(SOURCE DATA)

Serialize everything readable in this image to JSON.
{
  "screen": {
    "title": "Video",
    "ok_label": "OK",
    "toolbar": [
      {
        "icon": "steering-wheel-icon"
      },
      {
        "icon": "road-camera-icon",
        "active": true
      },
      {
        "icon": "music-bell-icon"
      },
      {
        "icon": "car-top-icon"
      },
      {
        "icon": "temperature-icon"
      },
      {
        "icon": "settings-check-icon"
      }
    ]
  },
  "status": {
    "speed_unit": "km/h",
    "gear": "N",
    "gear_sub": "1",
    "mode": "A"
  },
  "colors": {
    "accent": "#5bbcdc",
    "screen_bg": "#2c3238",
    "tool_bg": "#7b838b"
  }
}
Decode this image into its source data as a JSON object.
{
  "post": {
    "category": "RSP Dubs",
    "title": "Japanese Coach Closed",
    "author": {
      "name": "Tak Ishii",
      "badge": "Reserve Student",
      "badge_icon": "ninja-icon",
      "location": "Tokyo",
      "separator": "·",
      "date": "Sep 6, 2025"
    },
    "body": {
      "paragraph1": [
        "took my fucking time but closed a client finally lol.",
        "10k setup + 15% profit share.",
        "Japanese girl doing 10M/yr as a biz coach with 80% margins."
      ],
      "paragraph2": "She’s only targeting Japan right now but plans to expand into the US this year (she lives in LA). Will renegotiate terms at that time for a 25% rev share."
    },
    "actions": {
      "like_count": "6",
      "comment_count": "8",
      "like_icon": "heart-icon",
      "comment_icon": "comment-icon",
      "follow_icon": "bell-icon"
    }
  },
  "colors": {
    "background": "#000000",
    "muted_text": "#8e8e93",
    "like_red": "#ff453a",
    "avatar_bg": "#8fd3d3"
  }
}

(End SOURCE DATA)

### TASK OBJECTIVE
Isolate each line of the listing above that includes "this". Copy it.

### ANSWER
Serialize everything readable in this image to JSON.
Decode this image into its source data as a JSON object.
      "paragraph2": "She’s only targeting Japan right now but plans to expand into the US this year (she lives in LA). Will renegotiate terms at that time for a 25% rev share."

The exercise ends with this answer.